### STORED DATA

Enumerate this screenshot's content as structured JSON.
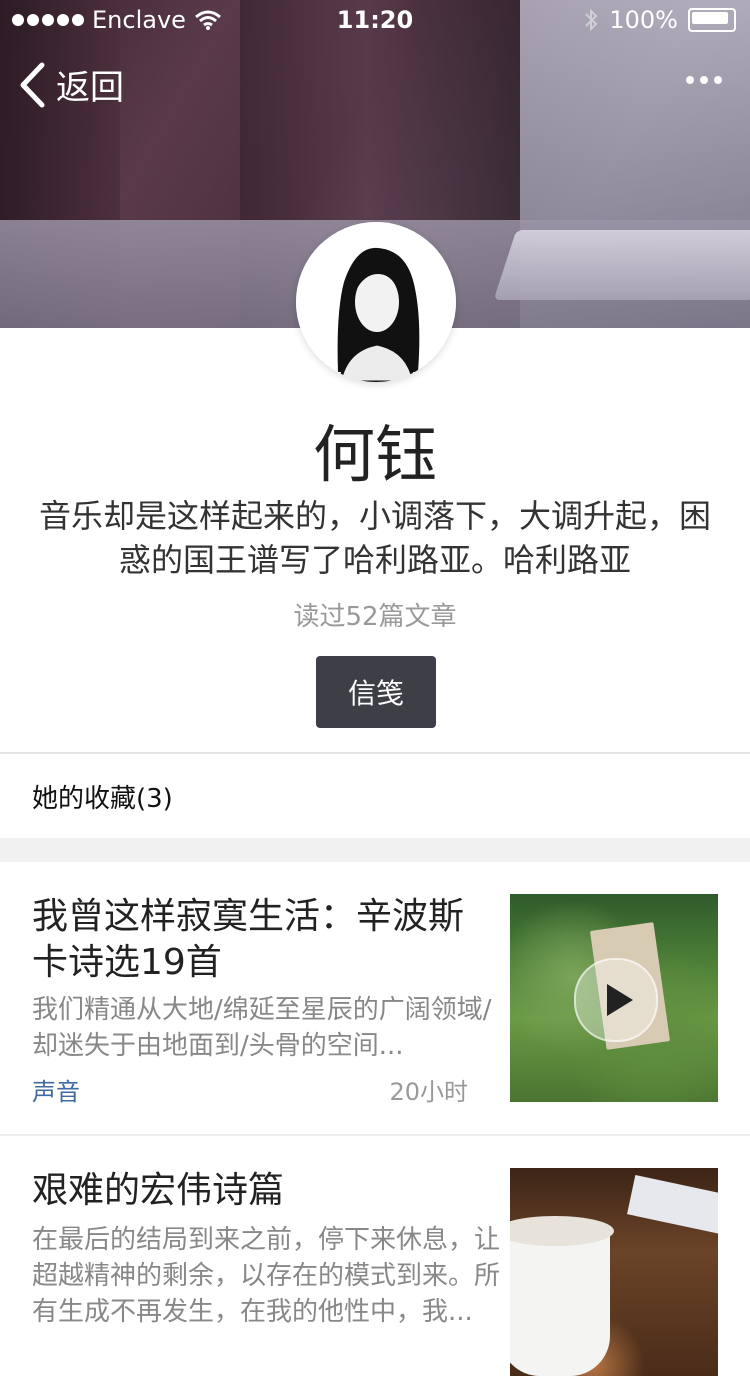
{
  "status_bar": {
    "carrier": "Enclave",
    "time": "11:20",
    "battery": "100%"
  },
  "nav": {
    "back_label": "返回"
  },
  "profile": {
    "name": "何钰",
    "bio": "音乐却是这样起来的，小调落下，大调升起，困惑的国王谱写了哈利路亚。哈利路亚",
    "read_count": "读过52篇文章",
    "letter_button": "信笺"
  },
  "collections": {
    "header": "她的收藏(3)"
  },
  "articles": [
    {
      "title": "我曾这样寂寞生活：辛波斯卡诗选19首",
      "excerpt": "我们精通从大地/绵延至星辰的广阔领域/却迷失于由地面到/头骨的空间...",
      "tag": "声音",
      "time": "20小时",
      "thumbnail_icon": "garden-sign-video-thumbnail"
    },
    {
      "title": "艰难的宏伟诗篇",
      "excerpt": "在最后的结局到来之前，停下来休息，让超越精神的剩余，以存在的模式到来。所有生成不再发生，在我的他性中，我...",
      "thumbnail_icon": "coffee-cup-thumbnail"
    }
  ],
  "colors": {
    "letter_button_bg": "#3e3f46",
    "tag_blue": "#3f6aa6",
    "muted_text": "#888888"
  }
}
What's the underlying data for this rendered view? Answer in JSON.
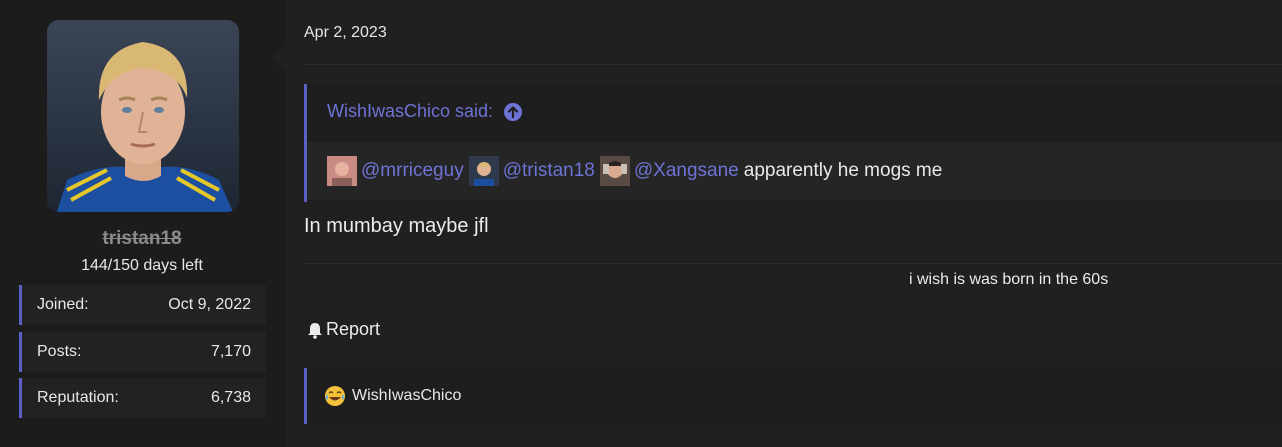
{
  "user": {
    "name": "tristan18",
    "title": "144/150 days left",
    "avatar_icon": "user-avatar-photo",
    "stats": [
      {
        "label": "Joined:",
        "value": "Oct 9, 2022"
      },
      {
        "label": "Posts:",
        "value": "7,170"
      },
      {
        "label": "Reputation:",
        "value": "6,738"
      }
    ]
  },
  "post": {
    "date": "Apr 2, 2023",
    "quote": {
      "author_line": "WishIwasChico said:",
      "up_icon": "arrow-circle-up-icon",
      "mentions": [
        "@mrriceguy",
        "@tristan18",
        "@Xangsane"
      ],
      "text": "apparently he mogs me"
    },
    "message": "In mumbay maybe jfl",
    "signature": "i wish is was born in the 60s",
    "report_label": "Report",
    "reaction": {
      "icon": "laughing-crying-emoji-icon",
      "user": "WishIwasChico"
    }
  },
  "colors": {
    "accent": "#5b5fc7",
    "link": "#6e73d6",
    "background": "#202020"
  }
}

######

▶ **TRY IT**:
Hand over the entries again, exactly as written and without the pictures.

▶ **RESPONSE TO THIS TASK**:
Enumerate this screenshot's content as structured JSON.
{
  "status_bar": {
    "carrier": "Enclave",
    "time": "11:20",
    "battery": "100%"
  },
  "nav": {
    "back_label": "返回"
  },
  "profile": {
    "name": "何钰",
    "bio": "音乐却是这样起来的，小调落下，大调升起，困惑的国王谱写了哈利路亚。哈利路亚",
    "read_count": "读过52篇文章",
    "letter_button": "信笺"
  },
  "collections": {
    "header": "她的收藏(3)"
  },
  "articles": [
    {
      "title": "我曾这样寂寞生活：辛波斯卡诗选19首",
      "excerpt": "我们精通从大地/绵延至星辰的广阔领域/却迷失于由地面到/头骨的空间...",
      "tag": "声音",
      "time": "20小时",
      "thumbnail_icon": "garden-sign-video-thumbnail"
    },
    {
      "title": "艰难的宏伟诗篇",
      "excerpt": "在最后的结局到来之前，停下来休息，让超越精神的剩余，以存在的模式到来。所有生成不再发生，在我的他性中，我...",
      "thumbnail_icon": "coffee-cup-thumbnail"
    }
  ],
  "colors": {
    "letter_button_bg": "#3e3f46",
    "tag_blue": "#3f6aa6",
    "muted_text": "#888888"
  }
}
What's the underlying data for this rendered view? Answer in JSON.
{
  "user": {
    "name": "tristan18",
    "title": "144/150 days left",
    "avatar_icon": "user-avatar-photo",
    "stats": [
      {
        "label": "Joined:",
        "value": "Oct 9, 2022"
      },
      {
        "label": "Posts:",
        "value": "7,170"
      },
      {
        "label": "Reputation:",
        "value": "6,738"
      }
    ]
  },
  "post": {
    "date": "Apr 2, 2023",
    "quote": {
      "author_line": "WishIwasChico said:",
      "up_icon": "arrow-circle-up-icon",
      "mentions": [
        "@mrriceguy",
        "@tristan18",
        "@Xangsane"
      ],
      "text": "apparently he mogs me"
    },
    "message": "In mumbay maybe jfl",
    "signature": "i wish is was born in the 60s",
    "report_label": "Report",
    "reaction": {
      "icon": "laughing-crying-emoji-icon",
      "user": "WishIwasChico"
    }
  },
  "colors": {
    "accent": "#5b5fc7",
    "link": "#6e73d6",
    "background": "#202020"
  }
}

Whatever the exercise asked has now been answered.